- [Data records for software interfaces]

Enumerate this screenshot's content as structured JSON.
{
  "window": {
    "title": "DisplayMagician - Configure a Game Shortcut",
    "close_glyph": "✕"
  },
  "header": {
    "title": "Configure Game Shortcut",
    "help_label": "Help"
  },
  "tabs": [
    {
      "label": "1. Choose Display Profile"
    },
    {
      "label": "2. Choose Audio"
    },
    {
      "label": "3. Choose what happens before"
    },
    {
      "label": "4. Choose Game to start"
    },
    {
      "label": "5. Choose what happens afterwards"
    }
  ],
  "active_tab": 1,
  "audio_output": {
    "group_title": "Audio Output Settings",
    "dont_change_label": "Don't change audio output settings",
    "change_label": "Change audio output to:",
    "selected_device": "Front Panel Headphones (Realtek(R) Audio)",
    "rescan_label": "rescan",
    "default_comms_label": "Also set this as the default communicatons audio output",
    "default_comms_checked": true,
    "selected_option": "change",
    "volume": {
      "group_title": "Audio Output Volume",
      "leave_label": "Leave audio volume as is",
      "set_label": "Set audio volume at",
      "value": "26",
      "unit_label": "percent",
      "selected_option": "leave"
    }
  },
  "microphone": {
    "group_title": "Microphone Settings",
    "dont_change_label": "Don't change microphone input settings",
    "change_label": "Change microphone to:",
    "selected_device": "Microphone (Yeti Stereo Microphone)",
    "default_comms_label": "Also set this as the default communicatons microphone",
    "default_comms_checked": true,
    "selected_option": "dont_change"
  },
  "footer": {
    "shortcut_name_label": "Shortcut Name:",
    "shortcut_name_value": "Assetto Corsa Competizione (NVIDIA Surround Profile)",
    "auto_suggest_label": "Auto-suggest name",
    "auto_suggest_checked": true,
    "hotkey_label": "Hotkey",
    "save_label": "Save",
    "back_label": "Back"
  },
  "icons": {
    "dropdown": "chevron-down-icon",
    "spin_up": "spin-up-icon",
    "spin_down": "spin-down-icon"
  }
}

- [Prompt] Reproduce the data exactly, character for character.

- [Output below]
Enumerate this screenshot's content as structured JSON.
{
  "window": {
    "title": "DisplayMagician - Configure a Game Shortcut",
    "close_glyph": "✕"
  },
  "header": {
    "title": "Configure Game Shortcut",
    "help_label": "Help"
  },
  "tabs": [
    {
      "label": "1. Choose Display Profile"
    },
    {
      "label": "2. Choose Audio"
    },
    {
      "label": "3. Choose what happens before"
    },
    {
      "label": "4. Choose Game to start"
    },
    {
      "label": "5. Choose what happens afterwards"
    }
  ],
  "active_tab": 1,
  "audio_output": {
    "group_title": "Audio Output Settings",
    "dont_change_label": "Don't change audio output settings",
    "change_label": "Change audio output to:",
    "selected_device": "Front Panel Headphones (Realtek(R) Audio)",
    "rescan_label": "rescan",
    "default_comms_label": "Also set this as the default communicatons audio output",
    "default_comms_checked": true,
    "selected_option": "change",
    "volume": {
      "group_title": "Audio Output Volume",
      "leave_label": "Leave audio volume as is",
      "set_label": "Set audio volume at",
      "value": "26",
      "unit_label": "percent",
      "selected_option": "leave"
    }
  },
  "microphone": {
    "group_title": "Microphone Settings",
    "dont_change_label": "Don't change microphone input settings",
    "change_label": "Change microphone to:",
    "selected_device": "Microphone (Yeti Stereo Microphone)",
    "default_comms_label": "Also set this as the default communicatons microphone",
    "default_comms_checked": true,
    "selected_option": "dont_change"
  },
  "footer": {
    "shortcut_name_label": "Shortcut Name:",
    "shortcut_name_value": "Assetto Corsa Competizione (NVIDIA Surround Profile)",
    "auto_suggest_label": "Auto-suggest name",
    "auto_suggest_checked": true,
    "hotkey_label": "Hotkey",
    "save_label": "Save",
    "back_label": "Back"
  },
  "icons": {
    "dropdown": "chevron-down-icon",
    "spin_up": "spin-up-icon",
    "spin_down": "spin-down-icon"
  }
}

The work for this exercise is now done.